WHAT THIS TASK INVOLVES: Identify each line in the records below that contains the word "icon", and copy it.

── SUPPLIED DATA ──

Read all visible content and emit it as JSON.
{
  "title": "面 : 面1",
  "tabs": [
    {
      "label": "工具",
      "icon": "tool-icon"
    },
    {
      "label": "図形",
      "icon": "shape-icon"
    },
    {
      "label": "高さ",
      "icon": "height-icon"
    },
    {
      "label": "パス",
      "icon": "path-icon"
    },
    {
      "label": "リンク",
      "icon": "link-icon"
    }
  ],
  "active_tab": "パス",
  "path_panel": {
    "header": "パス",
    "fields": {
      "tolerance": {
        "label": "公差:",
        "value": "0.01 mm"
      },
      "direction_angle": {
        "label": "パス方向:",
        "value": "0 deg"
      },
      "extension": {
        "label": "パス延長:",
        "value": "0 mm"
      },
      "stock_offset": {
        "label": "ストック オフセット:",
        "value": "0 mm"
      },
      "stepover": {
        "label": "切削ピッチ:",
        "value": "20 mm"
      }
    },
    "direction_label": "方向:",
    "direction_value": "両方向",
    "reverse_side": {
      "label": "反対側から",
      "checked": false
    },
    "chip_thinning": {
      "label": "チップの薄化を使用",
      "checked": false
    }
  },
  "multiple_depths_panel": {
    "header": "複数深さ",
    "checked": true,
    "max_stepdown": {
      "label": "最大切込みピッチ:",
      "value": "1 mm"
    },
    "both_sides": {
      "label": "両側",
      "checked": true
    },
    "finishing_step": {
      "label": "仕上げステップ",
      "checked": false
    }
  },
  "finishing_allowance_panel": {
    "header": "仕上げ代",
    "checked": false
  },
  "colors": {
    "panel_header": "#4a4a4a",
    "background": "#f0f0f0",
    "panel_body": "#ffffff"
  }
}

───

SOLUTION TO THE PROBLEM:
      "icon": "tool-icon"
      "icon": "shape-icon"
      "icon": "height-icon"
      "icon": "path-icon"
      "icon": "link-icon"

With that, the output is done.